*Task description:*
Each record must be retyped word for word.
■ ■ ■
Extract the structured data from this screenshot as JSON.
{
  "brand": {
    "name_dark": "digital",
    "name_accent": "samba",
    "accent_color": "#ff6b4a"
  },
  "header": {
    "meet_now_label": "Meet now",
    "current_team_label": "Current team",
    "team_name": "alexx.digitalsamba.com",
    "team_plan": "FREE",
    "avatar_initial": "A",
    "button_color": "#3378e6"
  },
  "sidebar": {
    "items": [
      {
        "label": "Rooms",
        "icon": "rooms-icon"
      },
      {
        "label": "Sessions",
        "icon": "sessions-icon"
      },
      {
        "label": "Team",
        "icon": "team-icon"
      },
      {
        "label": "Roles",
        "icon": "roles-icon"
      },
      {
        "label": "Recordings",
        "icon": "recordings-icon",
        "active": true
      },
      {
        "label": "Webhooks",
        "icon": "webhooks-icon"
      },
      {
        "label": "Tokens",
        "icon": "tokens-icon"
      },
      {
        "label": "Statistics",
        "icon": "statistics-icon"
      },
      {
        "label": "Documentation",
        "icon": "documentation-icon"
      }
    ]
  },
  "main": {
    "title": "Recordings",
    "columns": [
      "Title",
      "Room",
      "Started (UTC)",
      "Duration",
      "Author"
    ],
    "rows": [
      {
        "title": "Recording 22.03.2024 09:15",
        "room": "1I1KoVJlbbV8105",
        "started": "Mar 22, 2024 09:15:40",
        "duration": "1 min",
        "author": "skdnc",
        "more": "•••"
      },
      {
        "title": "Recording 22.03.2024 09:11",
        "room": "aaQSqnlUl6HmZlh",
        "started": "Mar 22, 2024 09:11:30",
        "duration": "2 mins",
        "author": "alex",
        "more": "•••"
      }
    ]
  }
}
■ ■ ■
*Written reply:*
Extract the structured data from this screenshot as JSON.
{
  "brand": {
    "name_dark": "digital",
    "name_accent": "samba",
    "accent_color": "#ff6b4a"
  },
  "header": {
    "meet_now_label": "Meet now",
    "current_team_label": "Current team",
    "team_name": "alexx.digitalsamba.com",
    "team_plan": "FREE",
    "avatar_initial": "A",
    "button_color": "#3378e6"
  },
  "sidebar": {
    "items": [
      {
        "label": "Rooms",
        "icon": "rooms-icon"
      },
      {
        "label": "Sessions",
        "icon": "sessions-icon"
      },
      {
        "label": "Team",
        "icon": "team-icon"
      },
      {
        "label": "Roles",
        "icon": "roles-icon"
      },
      {
        "label": "Recordings",
        "icon": "recordings-icon",
        "active": true
      },
      {
        "label": "Webhooks",
        "icon": "webhooks-icon"
      },
      {
        "label": "Tokens",
        "icon": "tokens-icon"
      },
      {
        "label": "Statistics",
        "icon": "statistics-icon"
      },
      {
        "label": "Documentation",
        "icon": "documentation-icon"
      }
    ]
  },
  "main": {
    "title": "Recordings",
    "columns": [
      "Title",
      "Room",
      "Started (UTC)",
      "Duration",
      "Author"
    ],
    "rows": [
      {
        "title": "Recording 22.03.2024 09:15",
        "room": "1I1KoVJlbbV8105",
        "started": "Mar 22, 2024 09:15:40",
        "duration": "1 min",
        "author": "skdnc",
        "more": "•••"
      },
      {
        "title": "Recording 22.03.2024 09:11",
        "room": "aaQSqnlUl6HmZlh",
        "started": "Mar 22, 2024 09:11:30",
        "duration": "2 mins",
        "author": "alex",
        "more": "•••"
      }
    ]
  }
}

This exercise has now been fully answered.